» **WORK REQUIRED**
Exactly as they appear, set down all of the records.

(RECORDED DATA begins)

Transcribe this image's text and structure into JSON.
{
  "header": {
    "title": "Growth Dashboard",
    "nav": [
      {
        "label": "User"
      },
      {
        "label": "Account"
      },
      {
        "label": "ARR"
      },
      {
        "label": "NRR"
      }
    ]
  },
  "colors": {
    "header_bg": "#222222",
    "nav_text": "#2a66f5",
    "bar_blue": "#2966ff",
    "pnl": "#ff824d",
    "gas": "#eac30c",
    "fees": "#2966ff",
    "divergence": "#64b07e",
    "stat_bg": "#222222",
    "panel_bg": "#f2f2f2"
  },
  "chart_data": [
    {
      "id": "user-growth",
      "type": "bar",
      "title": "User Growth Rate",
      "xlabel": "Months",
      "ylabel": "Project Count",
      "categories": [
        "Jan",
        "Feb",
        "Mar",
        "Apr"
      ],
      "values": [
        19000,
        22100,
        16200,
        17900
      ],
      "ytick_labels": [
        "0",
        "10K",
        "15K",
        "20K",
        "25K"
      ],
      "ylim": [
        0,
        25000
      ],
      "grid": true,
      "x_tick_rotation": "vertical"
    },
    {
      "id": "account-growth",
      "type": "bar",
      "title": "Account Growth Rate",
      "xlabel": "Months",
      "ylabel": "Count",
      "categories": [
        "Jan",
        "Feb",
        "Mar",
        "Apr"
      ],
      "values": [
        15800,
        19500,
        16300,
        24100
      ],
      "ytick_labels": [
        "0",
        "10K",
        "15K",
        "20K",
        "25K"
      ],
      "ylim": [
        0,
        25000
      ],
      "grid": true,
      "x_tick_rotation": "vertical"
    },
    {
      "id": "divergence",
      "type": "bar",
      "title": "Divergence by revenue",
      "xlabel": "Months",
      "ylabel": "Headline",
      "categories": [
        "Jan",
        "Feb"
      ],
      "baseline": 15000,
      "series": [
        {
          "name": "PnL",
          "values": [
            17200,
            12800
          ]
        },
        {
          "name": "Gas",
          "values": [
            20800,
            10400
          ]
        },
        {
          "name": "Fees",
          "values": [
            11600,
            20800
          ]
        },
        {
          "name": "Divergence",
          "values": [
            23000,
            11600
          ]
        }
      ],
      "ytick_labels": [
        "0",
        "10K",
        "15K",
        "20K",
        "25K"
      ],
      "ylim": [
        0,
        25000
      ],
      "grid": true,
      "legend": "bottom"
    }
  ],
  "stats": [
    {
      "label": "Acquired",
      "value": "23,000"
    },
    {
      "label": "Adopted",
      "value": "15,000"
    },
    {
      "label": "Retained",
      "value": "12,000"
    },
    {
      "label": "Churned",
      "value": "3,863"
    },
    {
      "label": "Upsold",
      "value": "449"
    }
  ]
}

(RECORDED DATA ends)

» **TASK RESULT**
Transcribe this image's text and structure into JSON.
{
  "header": {
    "title": "Growth Dashboard",
    "nav": [
      {
        "label": "User"
      },
      {
        "label": "Account"
      },
      {
        "label": "ARR"
      },
      {
        "label": "NRR"
      }
    ]
  },
  "colors": {
    "header_bg": "#222222",
    "nav_text": "#2a66f5",
    "bar_blue": "#2966ff",
    "pnl": "#ff824d",
    "gas": "#eac30c",
    "fees": "#2966ff",
    "divergence": "#64b07e",
    "stat_bg": "#222222",
    "panel_bg": "#f2f2f2"
  },
  "chart_data": [
    {
      "id": "user-growth",
      "type": "bar",
      "title": "User Growth Rate",
      "xlabel": "Months",
      "ylabel": "Project Count",
      "categories": [
        "Jan",
        "Feb",
        "Mar",
        "Apr"
      ],
      "values": [
        19000,
        22100,
        16200,
        17900
      ],
      "ytick_labels": [
        "0",
        "10K",
        "15K",
        "20K",
        "25K"
      ],
      "ylim": [
        0,
        25000
      ],
      "grid": true,
      "x_tick_rotation": "vertical"
    },
    {
      "id": "account-growth",
      "type": "bar",
      "title": "Account Growth Rate",
      "xlabel": "Months",
      "ylabel": "Count",
      "categories": [
        "Jan",
        "Feb",
        "Mar",
        "Apr"
      ],
      "values": [
        15800,
        19500,
        16300,
        24100
      ],
      "ytick_labels": [
        "0",
        "10K",
        "15K",
        "20K",
        "25K"
      ],
      "ylim": [
        0,
        25000
      ],
      "grid": true,
      "x_tick_rotation": "vertical"
    },
    {
      "id": "divergence",
      "type": "bar",
      "title": "Divergence by revenue",
      "xlabel": "Months",
      "ylabel": "Headline",
      "categories": [
        "Jan",
        "Feb"
      ],
      "baseline": 15000,
      "series": [
        {
          "name": "PnL",
          "values": [
            17200,
            12800
          ]
        },
        {
          "name": "Gas",
          "values": [
            20800,
            10400
          ]
        },
        {
          "name": "Fees",
          "values": [
            11600,
            20800
          ]
        },
        {
          "name": "Divergence",
          "values": [
            23000,
            11600
          ]
        }
      ],
      "ytick_labels": [
        "0",
        "10K",
        "15K",
        "20K",
        "25K"
      ],
      "ylim": [
        0,
        25000
      ],
      "grid": true,
      "legend": "bottom"
    }
  ],
  "stats": [
    {
      "label": "Acquired",
      "value": "23,000"
    },
    {
      "label": "Adopted",
      "value": "15,000"
    },
    {
      "label": "Retained",
      "value": "12,000"
    },
    {
      "label": "Churned",
      "value": "3,863"
    },
    {
      "label": "Upsold",
      "value": "449"
    }
  ]
}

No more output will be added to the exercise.